Ed Schultz called me the day before Thanksgiving last week to ask if I had received my rifle and how did I like it so far. As we talked he said I might want to clean the barrel early on and see what that does for accuracy. He said some guns respond to a barrel cleaning and others don’t seem to.
He said to clean it with a bore brush and patches but to not go as far as to use JB Non-Embedding Bore Cleaning Compound. He said I might see some soot on patches if I cleaned early on. Or I could just keep shooting and eventually the pellets would clean the bore themselves. I will keep that in mind when we get to the accuracy test.
Besides the rifle, Sig packs some tools for your use. There are a screwdriver and an Allen wrench to adjust the trigger, and in my case, since the rifle came with a scope I got the Torx wrench for the screws on the rings. I got something more with the scope that I will now discuss.
The tools for the rifle and for the scope came in the box. Sig even bent the trigger adjustment screwdriver so you can adjust the trigger with the scope mounted! The scope knob and cap and the Torx wrench at the bottom are for the Whiskey3 (see text).
Whiskey3 ASP 4-12X44 scope
As mentioned in Part 1, my rifle came with the Whiskey3 ASP 4-12X44 scope mounted. This scope is made for the ASP20 and does something airgunners have waited a long time to see. It is ballistically matched to certain pellets, allowing the shooter to just dial the distance to the target and the pellet will always strike at the intersection of the crosshairs.
The elevation turret is calibrated in yards. Note that 20 yards and 35 yards are at the same setting. I have been writing that for 20 years and now we see it graphically. The same adjustment covers all shots from 20 through 35 yards.
The vertical crosshair adjustment is calibrated in yards to the target rather than just having simple index marks. Once you have sighted in with the right pellet, just dial the turret to the distance to your target and put the crosshairs on what you want to hit. I tried it when I shot the rifle at Sig this past July and my rifle was dead on. I started shooting at 10 yards and was dead on target. Then I moved to 35 yards, adjusted the scope turret and was dead on again. Then I shifted to 50 yards, adjusted the scope and put the pellet through what I was aiming at. Ed Schultz was watching my target through a spotting scope, and, when I shot at 50 yards and hit what I was aiming at, I wanted to go again. He said he would spot me, so I fired at the pellet hole. This was on a large Shoot-N-C target that was clean, so wherever the pellet hit would be visible. Ed was not able to see the pellet hole grow! Either I aimed off the target entirely or my second pellet went through the first hole!
The pellet the scope is calibrated to is Sig’s Crux Ballistic Alloy dome. But I found them hard to chamber, so I switched to JSB Exact Jumbo domes and they were the ones I used to shoot the targets. So I know which pellet to test in my rifle!

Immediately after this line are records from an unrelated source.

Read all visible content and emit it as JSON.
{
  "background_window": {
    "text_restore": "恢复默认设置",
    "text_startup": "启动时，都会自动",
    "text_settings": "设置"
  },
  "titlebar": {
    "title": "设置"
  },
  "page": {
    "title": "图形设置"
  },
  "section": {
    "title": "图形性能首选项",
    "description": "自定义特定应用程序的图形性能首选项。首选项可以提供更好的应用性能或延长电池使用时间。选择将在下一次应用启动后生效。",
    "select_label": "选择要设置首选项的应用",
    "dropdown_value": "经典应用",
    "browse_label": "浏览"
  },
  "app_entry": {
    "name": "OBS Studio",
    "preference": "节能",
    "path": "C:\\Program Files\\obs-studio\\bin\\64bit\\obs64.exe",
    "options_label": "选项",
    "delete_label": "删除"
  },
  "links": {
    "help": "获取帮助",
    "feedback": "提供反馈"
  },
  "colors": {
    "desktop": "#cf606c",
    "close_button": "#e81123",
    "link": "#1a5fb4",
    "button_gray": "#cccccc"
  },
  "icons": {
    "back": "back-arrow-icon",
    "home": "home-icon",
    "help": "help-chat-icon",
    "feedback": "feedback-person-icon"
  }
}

Can the scope be used without the ranging system?
What If you don’t want to use the ranging system of the Whiskey3, or what if it doesn’t match the trajectory of the pellet you want to shoot? Sig sends you a standard MOI adjustment knob (see the picture of the tools, above) that replaces the yardage knob. The scope is calibrated in 1/4 MOA clicks, so the switch is not difficult.
The scope adjusts for parallax down to 7 yards and out to infinity. The index marks on the objective bell from 10 yards to 50 yards occupy half the circumference of the bell, so there is some range finding capability for Hunter field target, though 12 power doesn’t give a lot of resolution. All things considered, the Whiskey3 is a well-thought-out airgun scope.
I will end the description here and get into velocity testing next time. This promises to be a great air rifle and scope combination!